ABOUT THIS TASK
Set down each line of the data below exactly as it stands, dropping the pictures.

DATA IN THIS EXERCISE
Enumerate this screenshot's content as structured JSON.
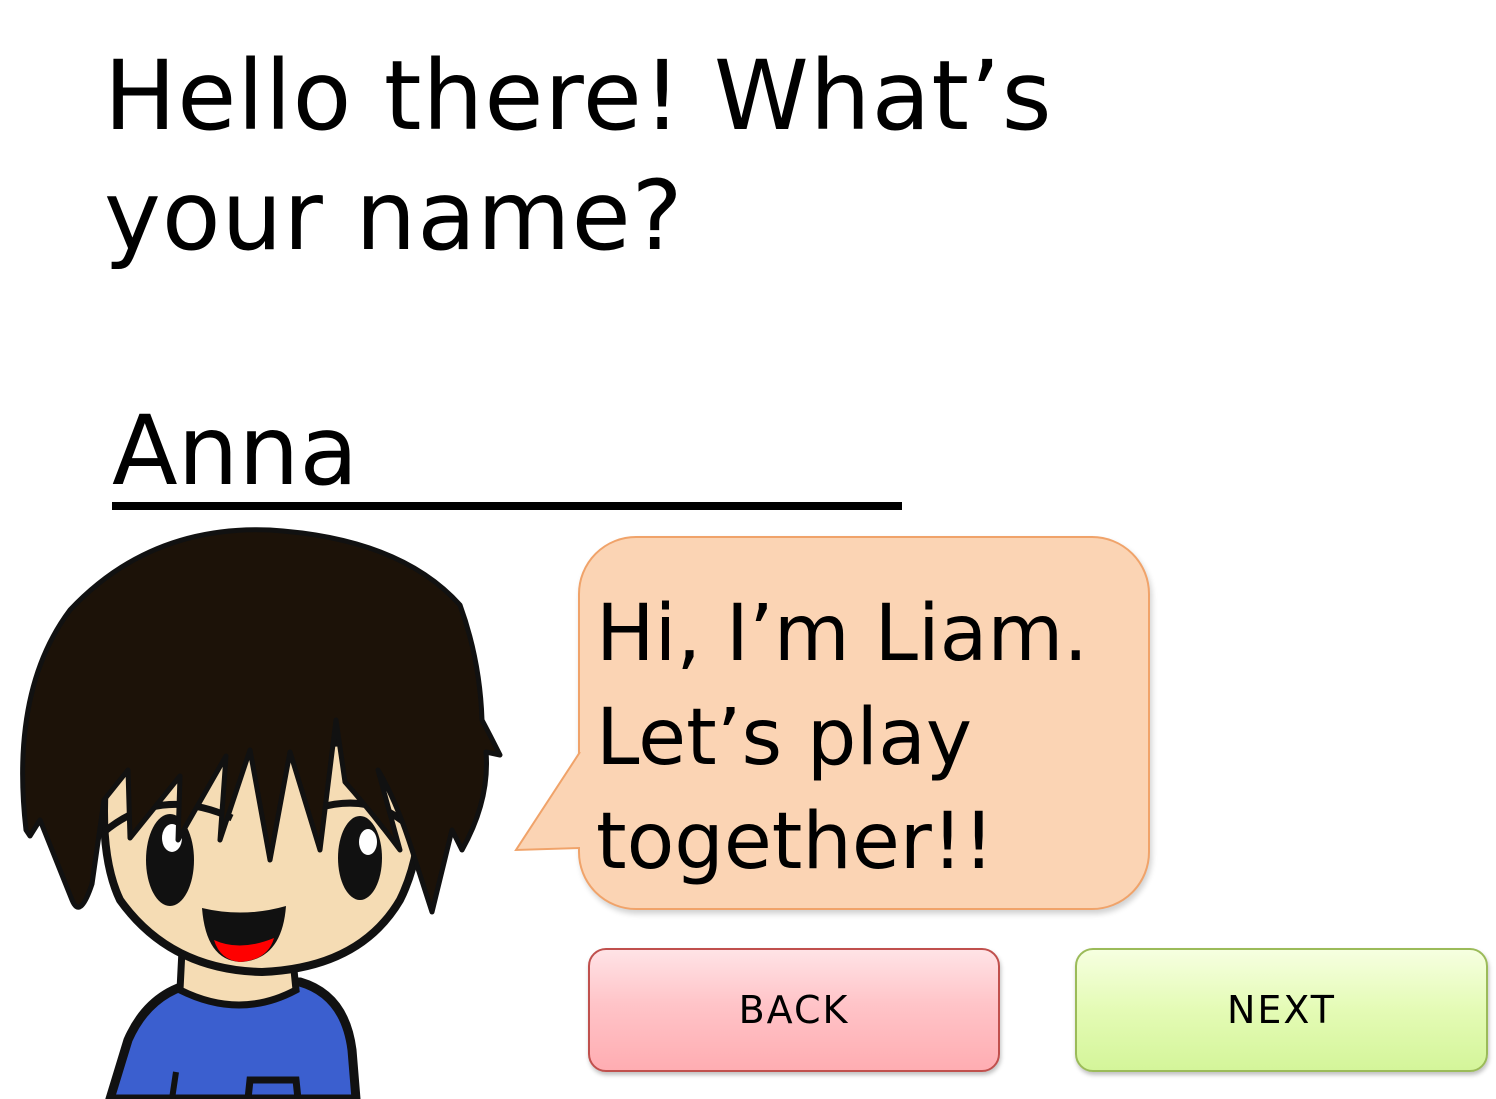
{
  "prompt": {
    "line1": "Hello there! What’s",
    "line2": "your name?"
  },
  "name_input": {
    "value": "Anna"
  },
  "speech_bubble": {
    "line1": "Hi, I’m Liam.",
    "line2": "Let’s play",
    "line3": "together!!",
    "fill_color": "#fbd4b4",
    "border_color": "#f0a36a"
  },
  "navigation": {
    "back_label": "BACK",
    "next_label": "NEXT",
    "back_color": "#ffc4c8",
    "next_color": "#e4fbb5"
  },
  "character": {
    "hair_color": "#1c1208",
    "skin_color": "#f5dcb4",
    "shirt_color": "#3b5fcf",
    "mouth_color": "#ff0000"
  }
}
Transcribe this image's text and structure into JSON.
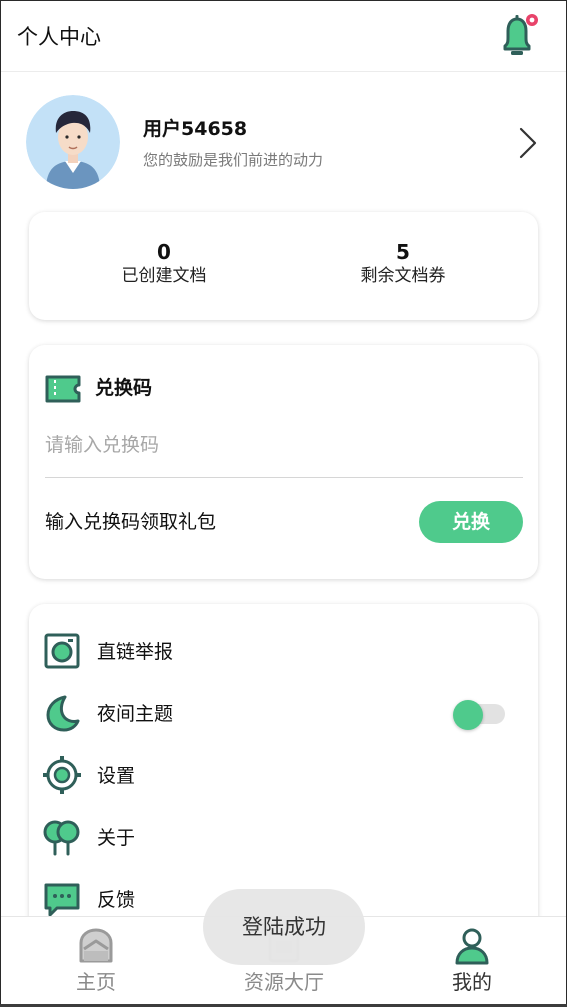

PROBLEM SOLUTION
Enumerate this screenshot's content as structured JSON.
{
  "prompt": {
    "line1": "Hello there! What’s",
    "line2": "your name?"
  },
  "name_input": {
    "value": "Anna"
  },
  "speech_bubble": {
    "line1": "Hi, I’m Liam.",
    "line2": "Let’s play",
    "line3": "together!!",
    "fill_color": "#fbd4b4",
    "border_color": "#f0a36a"
  },
  "navigation": {
    "back_label": "BACK",
    "next_label": "NEXT",
    "back_color": "#ffc4c8",
    "next_color": "#e4fbb5"
  },
  "character": {
    "hair_color": "#1c1208",
    "skin_color": "#f5dcb4",
    "shirt_color": "#3b5fcf",
    "mouth_color": "#ff0000"
  }
}
Transcribe this image's text and structure into JSON.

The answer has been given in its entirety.